▶ **What this task involves**: Where does the string "baidu" appear in the material? Copy each line that holds it.

▶ **Dataset excerpts**:

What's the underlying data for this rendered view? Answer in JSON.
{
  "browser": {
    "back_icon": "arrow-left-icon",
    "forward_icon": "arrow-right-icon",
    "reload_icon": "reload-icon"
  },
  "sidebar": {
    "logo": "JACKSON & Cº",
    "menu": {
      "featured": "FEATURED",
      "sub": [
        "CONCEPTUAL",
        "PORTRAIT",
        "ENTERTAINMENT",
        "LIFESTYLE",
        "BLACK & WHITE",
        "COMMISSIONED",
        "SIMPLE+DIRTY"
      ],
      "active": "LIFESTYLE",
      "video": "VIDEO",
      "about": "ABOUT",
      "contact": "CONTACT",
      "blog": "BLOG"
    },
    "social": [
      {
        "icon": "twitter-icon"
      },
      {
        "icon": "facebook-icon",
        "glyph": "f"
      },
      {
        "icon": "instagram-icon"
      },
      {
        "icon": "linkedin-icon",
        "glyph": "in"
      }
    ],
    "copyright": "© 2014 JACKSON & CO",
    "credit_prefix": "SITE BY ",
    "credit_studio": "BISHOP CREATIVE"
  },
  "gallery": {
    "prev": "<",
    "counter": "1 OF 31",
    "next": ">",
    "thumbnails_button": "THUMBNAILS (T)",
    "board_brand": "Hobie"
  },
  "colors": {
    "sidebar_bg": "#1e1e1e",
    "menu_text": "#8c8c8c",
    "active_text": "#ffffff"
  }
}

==

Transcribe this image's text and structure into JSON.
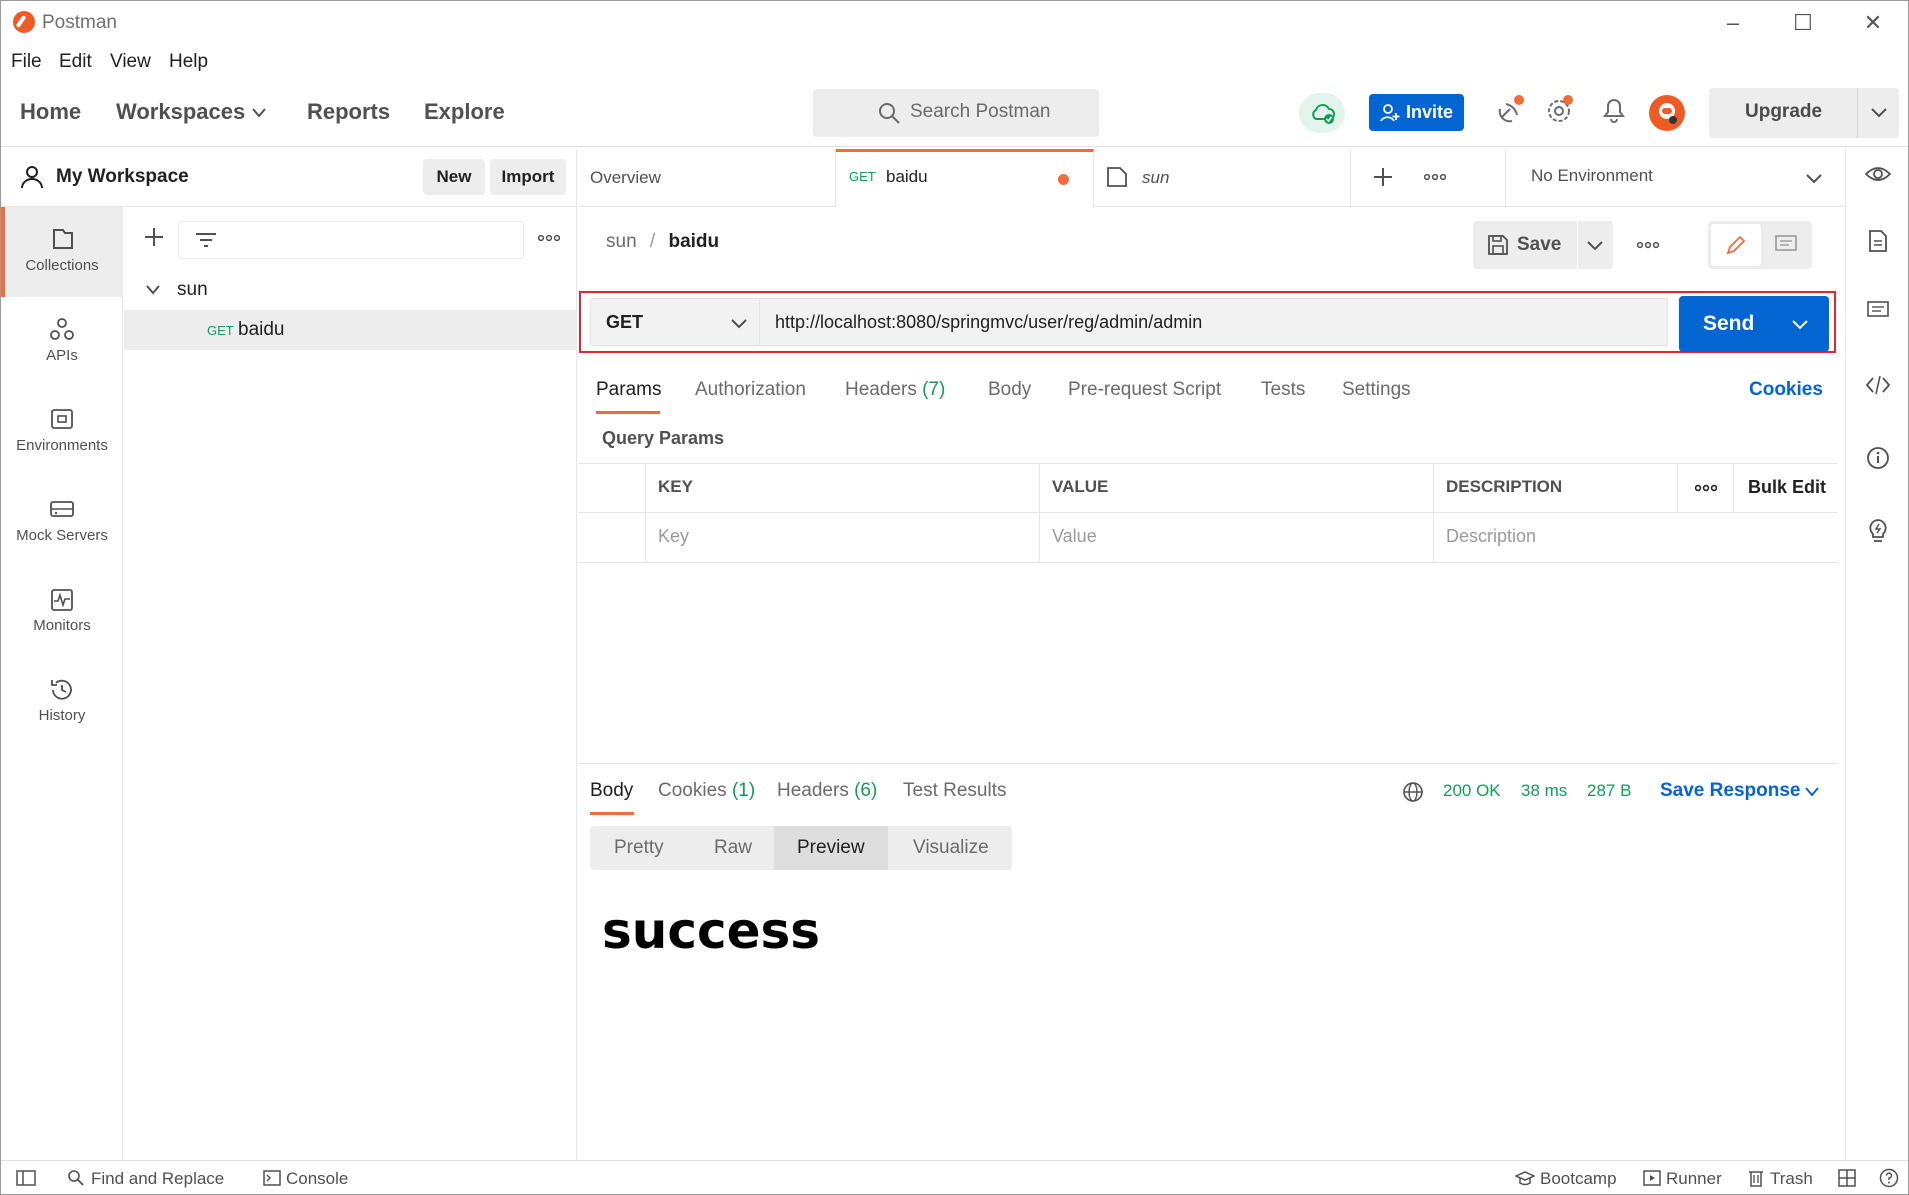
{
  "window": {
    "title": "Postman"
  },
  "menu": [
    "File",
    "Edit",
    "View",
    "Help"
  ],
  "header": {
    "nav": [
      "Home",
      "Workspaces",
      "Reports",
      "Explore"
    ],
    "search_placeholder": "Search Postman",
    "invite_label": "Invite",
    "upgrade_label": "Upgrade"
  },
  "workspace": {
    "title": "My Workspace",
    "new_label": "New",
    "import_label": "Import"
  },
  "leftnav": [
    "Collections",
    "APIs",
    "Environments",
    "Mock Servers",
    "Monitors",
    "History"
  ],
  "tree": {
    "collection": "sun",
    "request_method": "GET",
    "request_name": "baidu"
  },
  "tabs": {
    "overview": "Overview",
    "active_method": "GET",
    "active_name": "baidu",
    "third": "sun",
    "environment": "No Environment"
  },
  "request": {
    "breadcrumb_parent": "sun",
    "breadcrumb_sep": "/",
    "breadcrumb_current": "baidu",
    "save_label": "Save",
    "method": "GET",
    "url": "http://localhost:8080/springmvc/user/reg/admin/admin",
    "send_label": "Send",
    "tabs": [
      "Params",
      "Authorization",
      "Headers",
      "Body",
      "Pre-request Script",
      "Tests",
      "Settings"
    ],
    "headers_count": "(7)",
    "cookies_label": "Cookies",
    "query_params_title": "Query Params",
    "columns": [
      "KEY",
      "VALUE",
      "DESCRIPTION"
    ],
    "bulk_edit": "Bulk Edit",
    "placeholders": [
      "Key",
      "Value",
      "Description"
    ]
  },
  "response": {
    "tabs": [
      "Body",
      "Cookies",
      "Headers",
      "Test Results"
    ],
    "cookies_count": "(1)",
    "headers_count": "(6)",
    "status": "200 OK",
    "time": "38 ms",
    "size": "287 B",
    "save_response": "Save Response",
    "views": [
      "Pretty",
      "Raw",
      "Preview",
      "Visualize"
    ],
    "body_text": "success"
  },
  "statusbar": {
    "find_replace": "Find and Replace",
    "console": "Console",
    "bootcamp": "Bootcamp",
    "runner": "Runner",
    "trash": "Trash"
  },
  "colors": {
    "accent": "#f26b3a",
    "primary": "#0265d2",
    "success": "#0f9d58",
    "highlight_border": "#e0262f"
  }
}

▶ **Your solution**:
    "request_name": "baidu"
    "active_name": "baidu",
    "breadcrumb_current": "baidu",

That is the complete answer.